# Dataset rows for apps and sites
-- Opening Marker --
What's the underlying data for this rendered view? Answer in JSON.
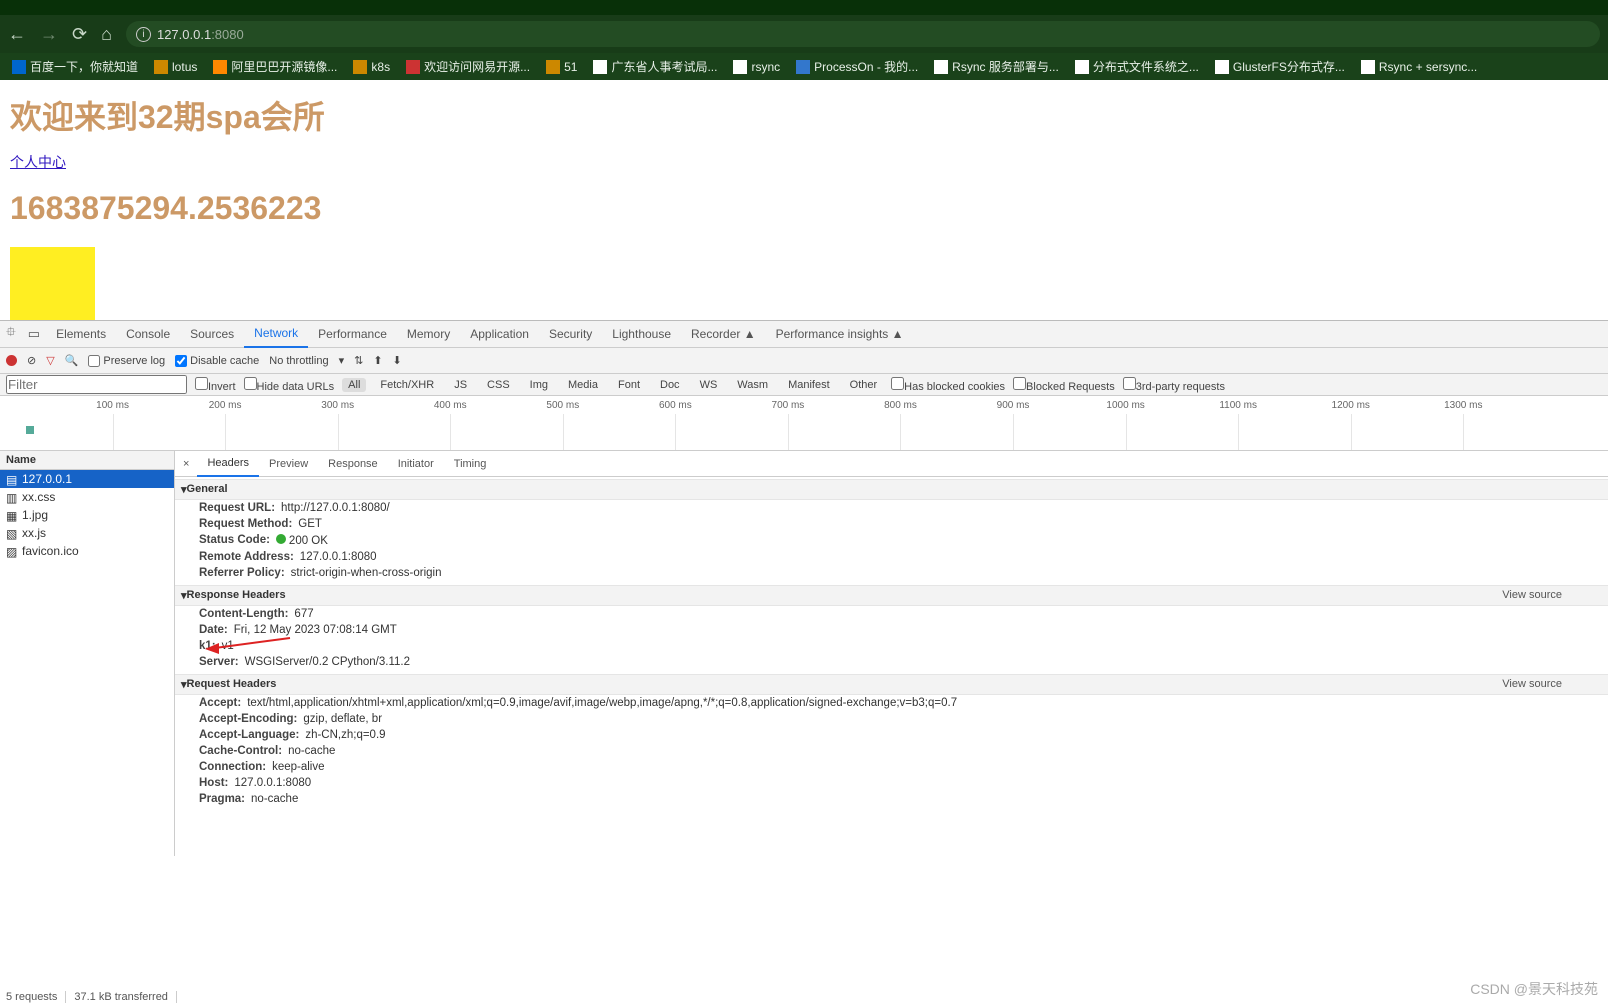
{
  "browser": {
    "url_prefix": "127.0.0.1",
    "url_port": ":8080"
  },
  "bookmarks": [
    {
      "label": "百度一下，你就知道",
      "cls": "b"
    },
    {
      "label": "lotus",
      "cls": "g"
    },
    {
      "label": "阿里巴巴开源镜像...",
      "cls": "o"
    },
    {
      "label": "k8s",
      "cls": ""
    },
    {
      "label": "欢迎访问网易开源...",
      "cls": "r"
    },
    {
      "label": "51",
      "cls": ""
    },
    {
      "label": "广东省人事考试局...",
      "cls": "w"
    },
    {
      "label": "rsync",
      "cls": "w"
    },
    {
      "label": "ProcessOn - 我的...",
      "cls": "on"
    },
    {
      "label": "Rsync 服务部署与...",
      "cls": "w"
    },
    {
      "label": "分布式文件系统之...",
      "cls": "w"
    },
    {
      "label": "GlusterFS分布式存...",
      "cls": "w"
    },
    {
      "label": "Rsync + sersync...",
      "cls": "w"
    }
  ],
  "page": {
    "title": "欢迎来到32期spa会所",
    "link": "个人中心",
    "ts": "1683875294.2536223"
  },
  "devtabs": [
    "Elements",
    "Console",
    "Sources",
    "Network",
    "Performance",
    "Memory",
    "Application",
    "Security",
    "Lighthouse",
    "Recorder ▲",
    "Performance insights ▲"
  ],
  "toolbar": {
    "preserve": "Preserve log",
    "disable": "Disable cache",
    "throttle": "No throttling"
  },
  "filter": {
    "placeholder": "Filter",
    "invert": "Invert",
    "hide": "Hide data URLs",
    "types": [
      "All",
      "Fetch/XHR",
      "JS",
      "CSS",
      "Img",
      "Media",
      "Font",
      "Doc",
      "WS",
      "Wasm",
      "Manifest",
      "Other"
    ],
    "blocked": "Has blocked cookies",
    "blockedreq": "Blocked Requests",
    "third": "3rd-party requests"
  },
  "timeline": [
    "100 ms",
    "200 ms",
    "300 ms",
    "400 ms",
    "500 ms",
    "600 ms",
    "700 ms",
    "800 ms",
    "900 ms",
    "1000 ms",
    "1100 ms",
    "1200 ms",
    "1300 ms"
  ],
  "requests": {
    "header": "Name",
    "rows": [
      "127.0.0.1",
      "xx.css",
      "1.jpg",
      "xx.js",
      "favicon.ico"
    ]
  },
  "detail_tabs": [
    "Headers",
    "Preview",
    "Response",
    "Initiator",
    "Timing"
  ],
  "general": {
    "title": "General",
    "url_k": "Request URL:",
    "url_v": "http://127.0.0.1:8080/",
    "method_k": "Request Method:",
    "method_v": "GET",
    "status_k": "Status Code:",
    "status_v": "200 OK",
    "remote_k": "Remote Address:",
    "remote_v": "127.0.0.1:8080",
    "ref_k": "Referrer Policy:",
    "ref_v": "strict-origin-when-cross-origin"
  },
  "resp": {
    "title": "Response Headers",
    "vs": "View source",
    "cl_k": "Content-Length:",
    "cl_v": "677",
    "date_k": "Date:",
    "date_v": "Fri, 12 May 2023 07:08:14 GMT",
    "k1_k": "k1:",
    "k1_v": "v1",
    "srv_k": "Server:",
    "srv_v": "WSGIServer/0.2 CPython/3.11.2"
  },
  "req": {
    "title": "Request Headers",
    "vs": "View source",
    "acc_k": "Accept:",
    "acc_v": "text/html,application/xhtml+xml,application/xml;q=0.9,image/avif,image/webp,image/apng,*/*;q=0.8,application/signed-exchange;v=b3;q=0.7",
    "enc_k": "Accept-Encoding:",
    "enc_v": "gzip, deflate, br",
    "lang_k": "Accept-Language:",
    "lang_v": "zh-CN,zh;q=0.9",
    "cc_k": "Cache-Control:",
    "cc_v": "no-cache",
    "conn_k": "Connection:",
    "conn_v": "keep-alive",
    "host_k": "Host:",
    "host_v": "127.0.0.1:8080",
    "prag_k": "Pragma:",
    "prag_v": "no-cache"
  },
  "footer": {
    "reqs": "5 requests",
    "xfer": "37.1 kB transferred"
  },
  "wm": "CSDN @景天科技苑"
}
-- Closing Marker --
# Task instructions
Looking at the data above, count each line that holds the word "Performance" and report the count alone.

# Output of the exercise
2